> _Problem details_
Each entry is to be reproduced verbatim, and images are to be omitted.

> _Data section_
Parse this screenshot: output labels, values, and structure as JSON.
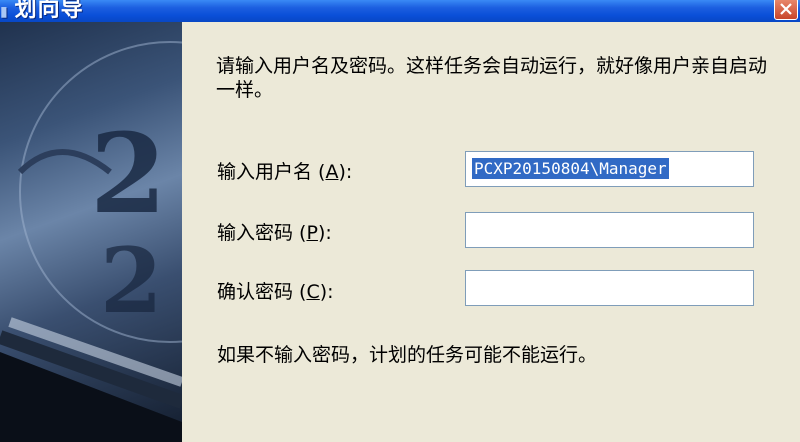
{
  "window": {
    "title": "划向导",
    "close_icon": "close-icon"
  },
  "instruction": "请输入用户名及密码。这样任务会自动运行，就好像用户亲自启动一样。",
  "fields": {
    "username": {
      "label": "输入用户名",
      "accel": "A",
      "value": "PCXP20150804\\Manager"
    },
    "password": {
      "label": "输入密码",
      "accel": "P",
      "value": ""
    },
    "confirm": {
      "label": "确认密码",
      "accel": "C",
      "value": ""
    }
  },
  "note": "如果不输入密码，计划的任务可能不能运行。",
  "colors": {
    "titlebar": "#0A4FD8",
    "dialog_bg": "#ECE9D8",
    "selection": "#316AC5",
    "input_border": "#7F9DB9"
  }
}
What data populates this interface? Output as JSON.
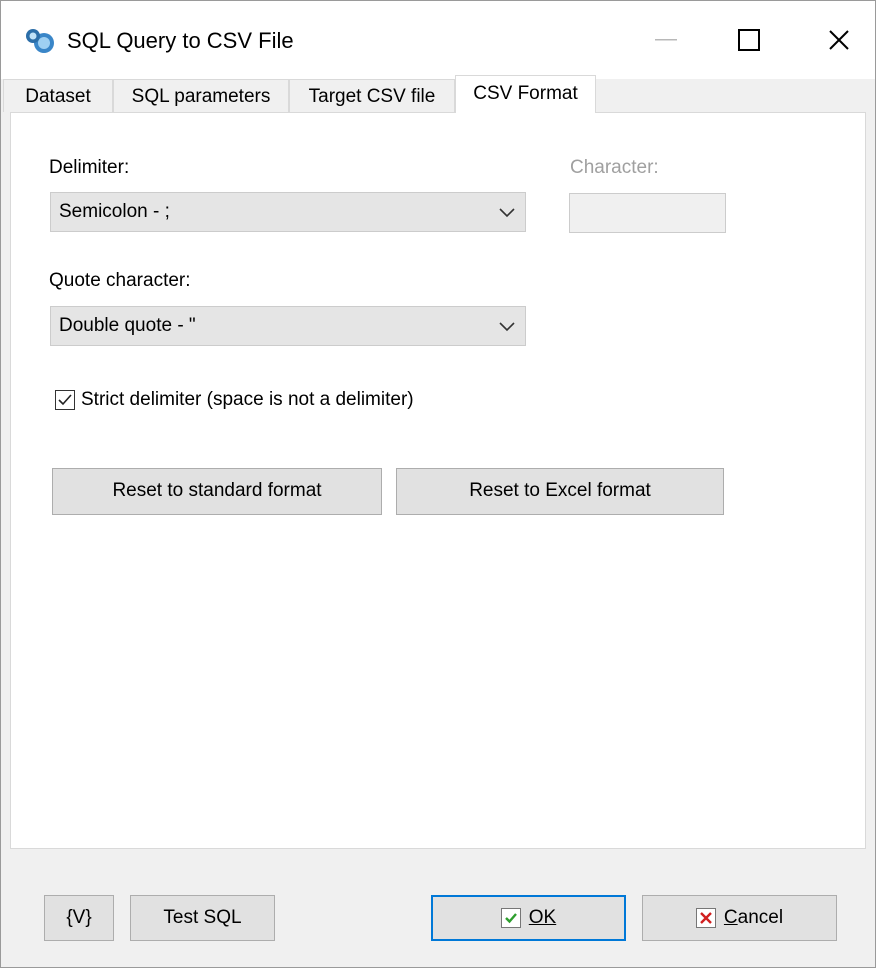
{
  "window": {
    "title": "SQL Query to CSV File",
    "minimize_icon": "minimize-icon",
    "maximize_icon": "maximize-icon",
    "close_icon": "close-icon"
  },
  "tabs": [
    {
      "label": "Dataset",
      "active": false
    },
    {
      "label": "SQL parameters",
      "active": false
    },
    {
      "label": "Target CSV file",
      "active": false
    },
    {
      "label": "CSV Format",
      "active": true
    }
  ],
  "csv_format": {
    "delimiter_label": "Delimiter:",
    "delimiter_value": "Semicolon - ;",
    "character_label": "Character:",
    "character_value": "",
    "quote_label": "Quote character:",
    "quote_value": "Double quote - \"",
    "strict_label": "Strict delimiter (space is not a delimiter)",
    "strict_checked": true,
    "reset_standard_label": "Reset to standard format",
    "reset_excel_label": "Reset to Excel format"
  },
  "footer": {
    "variables_label": "{V}",
    "test_sql_label": "Test SQL",
    "ok_label": "OK",
    "cancel_label": "Cancel"
  },
  "colors": {
    "accent": "#0078d7",
    "ok_check": "#2e9e2e",
    "cancel_x": "#d11f1f"
  }
}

> _Answer to this problem_
Parse this screenshot: output labels, values, and structure as JSON.
{
  "window": {
    "title": "划向导",
    "close_icon": "close-icon"
  },
  "instruction": "请输入用户名及密码。这样任务会自动运行，就好像用户亲自启动一样。",
  "fields": {
    "username": {
      "label": "输入用户名",
      "accel": "A",
      "value": "PCXP20150804\\Manager"
    },
    "password": {
      "label": "输入密码",
      "accel": "P",
      "value": ""
    },
    "confirm": {
      "label": "确认密码",
      "accel": "C",
      "value": ""
    }
  },
  "note": "如果不输入密码，计划的任务可能不能运行。",
  "colors": {
    "titlebar": "#0A4FD8",
    "dialog_bg": "#ECE9D8",
    "selection": "#316AC5",
    "input_border": "#7F9DB9"
  }
}
What data populates this interface? Output as JSON.
{
  "window": {
    "title": "SQL Query to CSV File",
    "minimize_icon": "minimize-icon",
    "maximize_icon": "maximize-icon",
    "close_icon": "close-icon"
  },
  "tabs": [
    {
      "label": "Dataset",
      "active": false
    },
    {
      "label": "SQL parameters",
      "active": false
    },
    {
      "label": "Target CSV file",
      "active": false
    },
    {
      "label": "CSV Format",
      "active": true
    }
  ],
  "csv_format": {
    "delimiter_label": "Delimiter:",
    "delimiter_value": "Semicolon - ;",
    "character_label": "Character:",
    "character_value": "",
    "quote_label": "Quote character:",
    "quote_value": "Double quote - \"",
    "strict_label": "Strict delimiter (space is not a delimiter)",
    "strict_checked": true,
    "reset_standard_label": "Reset to standard format",
    "reset_excel_label": "Reset to Excel format"
  },
  "footer": {
    "variables_label": "{V}",
    "test_sql_label": "Test SQL",
    "ok_label": "OK",
    "cancel_label": "Cancel"
  },
  "colors": {
    "accent": "#0078d7",
    "ok_check": "#2e9e2e",
    "cancel_x": "#d11f1f"
  }
}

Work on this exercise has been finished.